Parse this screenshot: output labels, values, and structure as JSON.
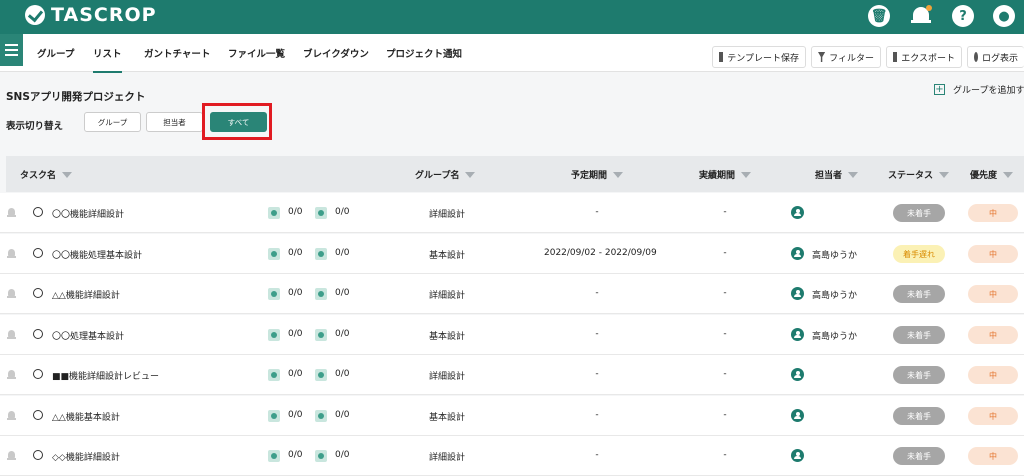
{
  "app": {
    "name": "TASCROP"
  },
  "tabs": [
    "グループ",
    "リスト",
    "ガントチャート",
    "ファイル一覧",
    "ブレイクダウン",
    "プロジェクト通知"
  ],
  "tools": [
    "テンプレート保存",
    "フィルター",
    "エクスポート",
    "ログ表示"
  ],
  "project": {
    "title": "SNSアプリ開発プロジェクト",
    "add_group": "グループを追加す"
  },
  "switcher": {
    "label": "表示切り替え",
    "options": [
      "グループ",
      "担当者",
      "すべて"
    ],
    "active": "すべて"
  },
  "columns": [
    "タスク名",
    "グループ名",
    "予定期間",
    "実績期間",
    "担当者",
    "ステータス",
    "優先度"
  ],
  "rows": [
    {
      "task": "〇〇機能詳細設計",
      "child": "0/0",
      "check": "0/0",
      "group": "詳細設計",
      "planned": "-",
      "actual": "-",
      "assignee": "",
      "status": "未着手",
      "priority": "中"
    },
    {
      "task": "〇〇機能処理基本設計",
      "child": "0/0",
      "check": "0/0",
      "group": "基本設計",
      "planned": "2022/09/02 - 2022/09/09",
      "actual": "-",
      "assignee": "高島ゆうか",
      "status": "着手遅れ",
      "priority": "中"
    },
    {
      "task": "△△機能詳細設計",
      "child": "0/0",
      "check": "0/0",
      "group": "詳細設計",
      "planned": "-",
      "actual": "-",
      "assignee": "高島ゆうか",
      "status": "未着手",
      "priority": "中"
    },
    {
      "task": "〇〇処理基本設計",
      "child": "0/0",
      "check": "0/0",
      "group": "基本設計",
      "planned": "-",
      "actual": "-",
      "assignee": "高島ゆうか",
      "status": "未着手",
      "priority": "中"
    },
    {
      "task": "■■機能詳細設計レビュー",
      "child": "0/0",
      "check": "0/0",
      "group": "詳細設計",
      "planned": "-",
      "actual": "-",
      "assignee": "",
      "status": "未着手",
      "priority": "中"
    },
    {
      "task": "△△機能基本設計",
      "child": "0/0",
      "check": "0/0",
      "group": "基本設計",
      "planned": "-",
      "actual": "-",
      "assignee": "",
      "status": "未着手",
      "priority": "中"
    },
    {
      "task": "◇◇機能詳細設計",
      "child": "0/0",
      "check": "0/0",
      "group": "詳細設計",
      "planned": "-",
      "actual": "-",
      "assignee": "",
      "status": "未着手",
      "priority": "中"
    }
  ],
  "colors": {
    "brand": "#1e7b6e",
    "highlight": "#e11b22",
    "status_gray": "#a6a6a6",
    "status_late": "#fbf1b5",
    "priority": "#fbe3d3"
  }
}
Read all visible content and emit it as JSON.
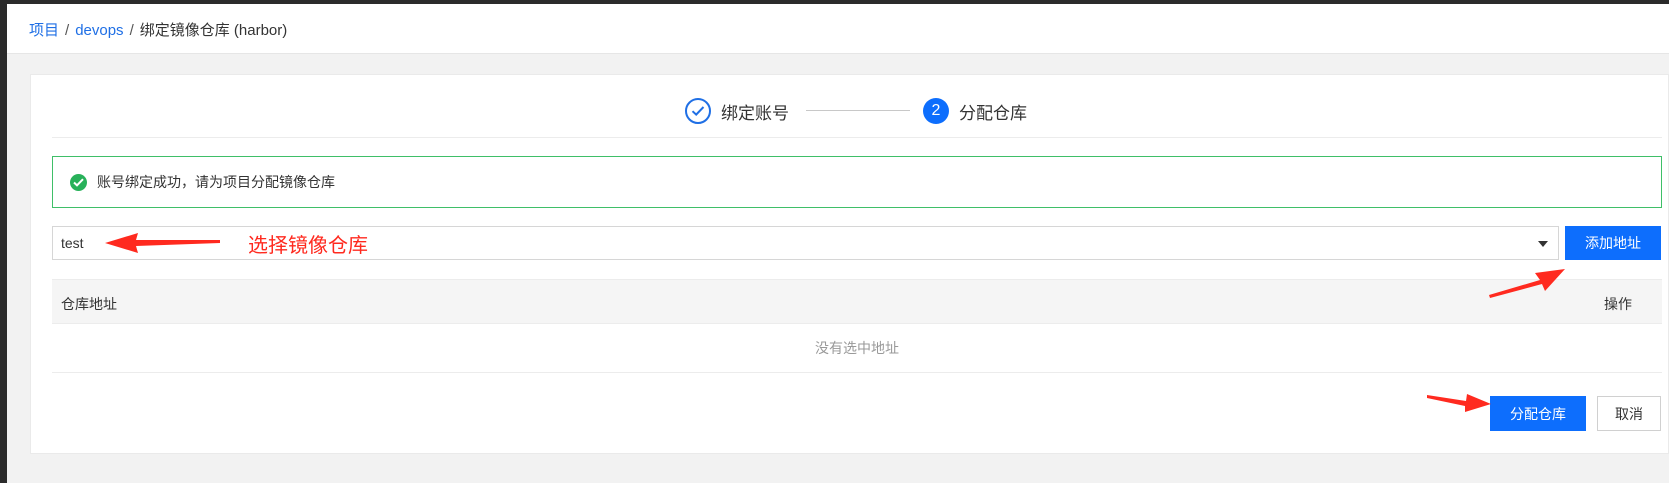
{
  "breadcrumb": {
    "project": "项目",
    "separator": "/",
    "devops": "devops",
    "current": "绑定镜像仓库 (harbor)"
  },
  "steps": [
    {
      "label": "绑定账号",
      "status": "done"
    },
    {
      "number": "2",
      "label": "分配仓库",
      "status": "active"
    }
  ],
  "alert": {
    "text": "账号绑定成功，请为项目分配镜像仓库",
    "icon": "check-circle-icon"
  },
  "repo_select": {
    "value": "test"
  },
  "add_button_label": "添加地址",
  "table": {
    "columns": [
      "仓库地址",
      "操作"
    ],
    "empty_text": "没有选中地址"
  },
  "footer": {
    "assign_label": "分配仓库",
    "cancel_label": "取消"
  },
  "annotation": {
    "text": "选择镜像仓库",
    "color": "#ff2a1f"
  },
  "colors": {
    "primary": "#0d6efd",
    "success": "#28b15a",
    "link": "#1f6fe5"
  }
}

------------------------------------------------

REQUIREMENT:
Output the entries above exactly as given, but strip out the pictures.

RESPONSE BOX:
Parse this screenshot: output labels, values, and structure as JSON.
{
  "app": {
    "name": "TASCROP"
  },
  "tabs": [
    "グループ",
    "リスト",
    "ガントチャート",
    "ファイル一覧",
    "ブレイクダウン",
    "プロジェクト通知"
  ],
  "tools": [
    "テンプレート保存",
    "フィルター",
    "エクスポート",
    "ログ表示"
  ],
  "project": {
    "title": "SNSアプリ開発プロジェクト",
    "add_group": "グループを追加す"
  },
  "switcher": {
    "label": "表示切り替え",
    "options": [
      "グループ",
      "担当者",
      "すべて"
    ],
    "active": "すべて"
  },
  "columns": [
    "タスク名",
    "グループ名",
    "予定期間",
    "実績期間",
    "担当者",
    "ステータス",
    "優先度"
  ],
  "rows": [
    {
      "task": "〇〇機能詳細設計",
      "child": "0/0",
      "check": "0/0",
      "group": "詳細設計",
      "planned": "-",
      "actual": "-",
      "assignee": "",
      "status": "未着手",
      "priority": "中"
    },
    {
      "task": "〇〇機能処理基本設計",
      "child": "0/0",
      "check": "0/0",
      "group": "基本設計",
      "planned": "2022/09/02 - 2022/09/09",
      "actual": "-",
      "assignee": "高島ゆうか",
      "status": "着手遅れ",
      "priority": "中"
    },
    {
      "task": "△△機能詳細設計",
      "child": "0/0",
      "check": "0/0",
      "group": "詳細設計",
      "planned": "-",
      "actual": "-",
      "assignee": "高島ゆうか",
      "status": "未着手",
      "priority": "中"
    },
    {
      "task": "〇〇処理基本設計",
      "child": "0/0",
      "check": "0/0",
      "group": "基本設計",
      "planned": "-",
      "actual": "-",
      "assignee": "高島ゆうか",
      "status": "未着手",
      "priority": "中"
    },
    {
      "task": "■■機能詳細設計レビュー",
      "child": "0/0",
      "check": "0/0",
      "group": "詳細設計",
      "planned": "-",
      "actual": "-",
      "assignee": "",
      "status": "未着手",
      "priority": "中"
    },
    {
      "task": "△△機能基本設計",
      "child": "0/0",
      "check": "0/0",
      "group": "基本設計",
      "planned": "-",
      "actual": "-",
      "assignee": "",
      "status": "未着手",
      "priority": "中"
    },
    {
      "task": "◇◇機能詳細設計",
      "child": "0/0",
      "check": "0/0",
      "group": "詳細設計",
      "planned": "-",
      "actual": "-",
      "assignee": "",
      "status": "未着手",
      "priority": "中"
    }
  ],
  "colors": {
    "brand": "#1e7b6e",
    "highlight": "#e11b22",
    "status_gray": "#a6a6a6",
    "status_late": "#fbf1b5",
    "priority": "#fbe3d3"
  }
}
Read all visible content and emit it as JSON.
{
  "breadcrumb": {
    "project": "项目",
    "separator": "/",
    "devops": "devops",
    "current": "绑定镜像仓库 (harbor)"
  },
  "steps": [
    {
      "label": "绑定账号",
      "status": "done"
    },
    {
      "number": "2",
      "label": "分配仓库",
      "status": "active"
    }
  ],
  "alert": {
    "text": "账号绑定成功，请为项目分配镜像仓库",
    "icon": "check-circle-icon"
  },
  "repo_select": {
    "value": "test"
  },
  "add_button_label": "添加地址",
  "table": {
    "columns": [
      "仓库地址",
      "操作"
    ],
    "empty_text": "没有选中地址"
  },
  "footer": {
    "assign_label": "分配仓库",
    "cancel_label": "取消"
  },
  "annotation": {
    "text": "选择镜像仓库",
    "color": "#ff2a1f"
  },
  "colors": {
    "primary": "#0d6efd",
    "success": "#28b15a",
    "link": "#1f6fe5"
  }
}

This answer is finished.